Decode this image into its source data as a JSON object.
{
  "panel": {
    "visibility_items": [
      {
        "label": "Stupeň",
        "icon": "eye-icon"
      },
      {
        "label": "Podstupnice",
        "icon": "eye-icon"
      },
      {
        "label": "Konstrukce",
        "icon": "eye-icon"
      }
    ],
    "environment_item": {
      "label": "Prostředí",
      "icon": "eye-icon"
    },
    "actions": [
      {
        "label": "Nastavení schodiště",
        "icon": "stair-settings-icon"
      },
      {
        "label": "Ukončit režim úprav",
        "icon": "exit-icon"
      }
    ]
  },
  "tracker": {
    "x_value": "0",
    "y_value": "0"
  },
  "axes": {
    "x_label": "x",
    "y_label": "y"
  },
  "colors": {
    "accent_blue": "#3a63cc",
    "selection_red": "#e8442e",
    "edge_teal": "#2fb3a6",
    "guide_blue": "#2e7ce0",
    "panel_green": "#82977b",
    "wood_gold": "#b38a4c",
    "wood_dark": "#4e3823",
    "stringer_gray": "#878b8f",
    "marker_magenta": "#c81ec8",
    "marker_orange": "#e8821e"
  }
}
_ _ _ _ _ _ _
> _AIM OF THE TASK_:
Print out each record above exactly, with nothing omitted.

> _SOLUTION TO THE EXERCISE_:
Decode this image into its source data as a JSON object.
{
  "panel": {
    "visibility_items": [
      {
        "label": "Stupeň",
        "icon": "eye-icon"
      },
      {
        "label": "Podstupnice",
        "icon": "eye-icon"
      },
      {
        "label": "Konstrukce",
        "icon": "eye-icon"
      }
    ],
    "environment_item": {
      "label": "Prostředí",
      "icon": "eye-icon"
    },
    "actions": [
      {
        "label": "Nastavení schodiště",
        "icon": "stair-settings-icon"
      },
      {
        "label": "Ukončit režim úprav",
        "icon": "exit-icon"
      }
    ]
  },
  "tracker": {
    "x_value": "0",
    "y_value": "0"
  },
  "axes": {
    "x_label": "x",
    "y_label": "y"
  },
  "colors": {
    "accent_blue": "#3a63cc",
    "selection_red": "#e8442e",
    "edge_teal": "#2fb3a6",
    "guide_blue": "#2e7ce0",
    "panel_green": "#82977b",
    "wood_gold": "#b38a4c",
    "wood_dark": "#4e3823",
    "stringer_gray": "#878b8f",
    "marker_magenta": "#c81ec8",
    "marker_orange": "#e8821e"
  }
}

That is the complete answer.